In addition to alterations that foreshadowed policy changes, changes made to Webpage 2 echo changes made to Webpage 1. Text related to detained children’s access to telephones was removed, as was a section about physical and mental health care. Language was hardened: 13 references to “UAC” were added to the page, while 14 references to “child” or “children” (not preceded by the term “unaccompanied alien”) were removed.
Other Website Changes: Collateral Damage or Signposts of Future Policy?
On both Webpage 1 and Webpage 2, content relating to access to communication and mental health care were removed.
On the topic of communications, on Webpage 1, images of children using telephones were removed (from the answer to “What kind of conditions do children in HHS-funded facilities experience?”). Also removed from Webpage 1 was the answer to the question “What are the procedures for children separated from their parents to communicate with each other?,” which explained that children communicate at least twice per week with family and as often as needed to their lawyer. From Webpage 2, the sentence “Children also have access to phones to contact family or legal services” was excised from the page.
References to mental healthcare were removed from Webpage 1, which used to list “physical and mental healthcare” as one of the services provided by HHS in the answer to the question “What kind of conditions do children in HHS-funded facilities experience?” On Webpage 2, ORR removed a section called “Physical and Mental Health Care,” which linked to a still-live page detailing the health screenings, mental health services, and provisions in place to ensure the safety of children.

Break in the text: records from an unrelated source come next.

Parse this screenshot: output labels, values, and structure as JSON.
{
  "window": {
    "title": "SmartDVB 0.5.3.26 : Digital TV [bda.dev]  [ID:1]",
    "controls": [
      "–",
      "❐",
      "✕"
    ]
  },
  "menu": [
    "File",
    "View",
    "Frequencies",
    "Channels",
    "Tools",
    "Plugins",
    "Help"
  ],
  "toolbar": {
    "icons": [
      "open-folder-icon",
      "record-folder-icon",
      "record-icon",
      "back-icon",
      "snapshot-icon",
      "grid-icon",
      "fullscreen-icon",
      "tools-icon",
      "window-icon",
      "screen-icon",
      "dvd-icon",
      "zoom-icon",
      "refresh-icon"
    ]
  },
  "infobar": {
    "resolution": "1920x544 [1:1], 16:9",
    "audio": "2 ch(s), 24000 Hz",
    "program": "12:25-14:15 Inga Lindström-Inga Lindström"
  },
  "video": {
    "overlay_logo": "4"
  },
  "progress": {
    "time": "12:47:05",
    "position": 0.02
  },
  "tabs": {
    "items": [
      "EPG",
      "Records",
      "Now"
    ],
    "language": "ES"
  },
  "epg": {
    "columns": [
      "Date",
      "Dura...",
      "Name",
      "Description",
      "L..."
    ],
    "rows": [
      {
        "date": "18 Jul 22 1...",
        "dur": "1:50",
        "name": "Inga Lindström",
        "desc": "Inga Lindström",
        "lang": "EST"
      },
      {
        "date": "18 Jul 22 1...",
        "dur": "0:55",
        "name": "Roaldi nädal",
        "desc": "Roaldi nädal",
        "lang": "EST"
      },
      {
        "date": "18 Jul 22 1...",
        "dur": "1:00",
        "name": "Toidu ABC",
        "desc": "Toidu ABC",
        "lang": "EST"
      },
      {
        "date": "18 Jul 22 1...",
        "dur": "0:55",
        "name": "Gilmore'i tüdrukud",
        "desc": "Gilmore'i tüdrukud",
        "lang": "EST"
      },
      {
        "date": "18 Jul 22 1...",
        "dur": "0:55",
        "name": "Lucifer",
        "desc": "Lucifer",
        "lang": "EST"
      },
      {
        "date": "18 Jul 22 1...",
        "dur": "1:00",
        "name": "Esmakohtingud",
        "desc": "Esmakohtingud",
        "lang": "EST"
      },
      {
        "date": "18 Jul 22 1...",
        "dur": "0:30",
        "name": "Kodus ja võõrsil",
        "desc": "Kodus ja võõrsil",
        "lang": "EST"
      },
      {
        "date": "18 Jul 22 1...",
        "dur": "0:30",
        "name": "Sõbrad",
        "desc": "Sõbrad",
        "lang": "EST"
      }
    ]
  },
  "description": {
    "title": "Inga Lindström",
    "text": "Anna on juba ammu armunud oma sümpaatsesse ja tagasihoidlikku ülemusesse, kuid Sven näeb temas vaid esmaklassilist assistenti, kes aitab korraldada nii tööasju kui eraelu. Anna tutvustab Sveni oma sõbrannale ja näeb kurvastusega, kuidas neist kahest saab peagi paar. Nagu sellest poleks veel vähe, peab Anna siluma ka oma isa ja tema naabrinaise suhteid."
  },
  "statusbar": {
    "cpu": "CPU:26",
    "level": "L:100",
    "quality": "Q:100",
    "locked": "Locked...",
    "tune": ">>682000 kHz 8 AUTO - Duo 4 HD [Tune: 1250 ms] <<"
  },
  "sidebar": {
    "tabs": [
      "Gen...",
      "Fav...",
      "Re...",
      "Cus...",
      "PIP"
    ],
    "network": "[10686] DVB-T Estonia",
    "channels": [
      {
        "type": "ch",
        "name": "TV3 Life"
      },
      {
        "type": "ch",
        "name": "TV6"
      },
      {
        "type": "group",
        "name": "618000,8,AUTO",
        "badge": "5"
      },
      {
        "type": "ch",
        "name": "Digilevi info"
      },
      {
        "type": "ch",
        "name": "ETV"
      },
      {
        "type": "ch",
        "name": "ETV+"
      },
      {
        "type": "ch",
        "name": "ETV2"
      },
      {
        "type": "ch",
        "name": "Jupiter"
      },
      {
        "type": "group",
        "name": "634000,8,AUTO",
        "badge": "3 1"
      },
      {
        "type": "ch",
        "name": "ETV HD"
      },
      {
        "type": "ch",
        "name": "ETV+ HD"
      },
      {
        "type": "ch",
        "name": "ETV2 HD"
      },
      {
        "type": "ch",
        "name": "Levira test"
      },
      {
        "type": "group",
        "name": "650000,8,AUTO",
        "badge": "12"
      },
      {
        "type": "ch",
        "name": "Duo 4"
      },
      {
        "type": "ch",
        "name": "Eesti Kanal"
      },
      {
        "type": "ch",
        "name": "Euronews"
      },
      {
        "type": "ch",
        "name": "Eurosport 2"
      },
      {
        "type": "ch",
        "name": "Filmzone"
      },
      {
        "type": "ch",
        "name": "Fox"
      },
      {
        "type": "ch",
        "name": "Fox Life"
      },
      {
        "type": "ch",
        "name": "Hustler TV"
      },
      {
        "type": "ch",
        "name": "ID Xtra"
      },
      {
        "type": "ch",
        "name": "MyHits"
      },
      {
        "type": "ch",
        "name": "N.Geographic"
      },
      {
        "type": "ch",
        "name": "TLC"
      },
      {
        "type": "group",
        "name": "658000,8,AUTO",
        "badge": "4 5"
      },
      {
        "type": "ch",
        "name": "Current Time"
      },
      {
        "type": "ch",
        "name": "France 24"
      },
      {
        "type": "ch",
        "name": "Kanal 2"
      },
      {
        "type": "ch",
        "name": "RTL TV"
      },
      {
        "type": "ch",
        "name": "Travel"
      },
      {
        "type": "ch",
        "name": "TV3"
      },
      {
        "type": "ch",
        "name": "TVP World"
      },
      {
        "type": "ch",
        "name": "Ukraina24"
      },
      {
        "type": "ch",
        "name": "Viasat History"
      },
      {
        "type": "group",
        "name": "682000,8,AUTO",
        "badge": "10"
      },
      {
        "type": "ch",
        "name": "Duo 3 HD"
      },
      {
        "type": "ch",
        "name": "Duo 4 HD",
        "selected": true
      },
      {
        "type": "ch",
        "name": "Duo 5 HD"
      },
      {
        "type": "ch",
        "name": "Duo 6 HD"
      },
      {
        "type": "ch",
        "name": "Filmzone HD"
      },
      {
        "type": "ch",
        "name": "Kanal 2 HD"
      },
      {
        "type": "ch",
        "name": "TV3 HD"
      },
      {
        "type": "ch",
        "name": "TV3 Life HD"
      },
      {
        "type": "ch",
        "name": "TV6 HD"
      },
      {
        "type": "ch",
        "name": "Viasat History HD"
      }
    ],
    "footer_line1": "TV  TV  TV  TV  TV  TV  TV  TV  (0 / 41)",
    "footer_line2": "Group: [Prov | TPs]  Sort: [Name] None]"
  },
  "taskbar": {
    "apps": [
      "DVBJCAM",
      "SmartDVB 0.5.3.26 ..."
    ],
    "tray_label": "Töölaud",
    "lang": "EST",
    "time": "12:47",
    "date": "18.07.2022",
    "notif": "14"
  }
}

We do not yet know what to make of the website changes about communications and mental health, which do not fit neatly into the recent policy announcements. Perhaps the removed content was merely collateral damage, taken down because of its close proximity to content directly related to new policy. Alternatively, the removals might be more meaningful, as signposts toward upcoming announcements. In the latter case, these website changes suggest that advocates, grantees, watchdogs and anyone interested in the treatment of unaccompanied minor children should be watching closely policies relating to access to communication and the provision of mental health services for unaccompanied minor children.
Sarah John is the director of research for the Sunlight Foundation. Sonja Williams contributed to this article.
This article was republished with the permission of the Web Integrity Project, a project of the Sunlight Foundation. Click here to access the original article, which includes a technical documentation of the changes on the ORR website.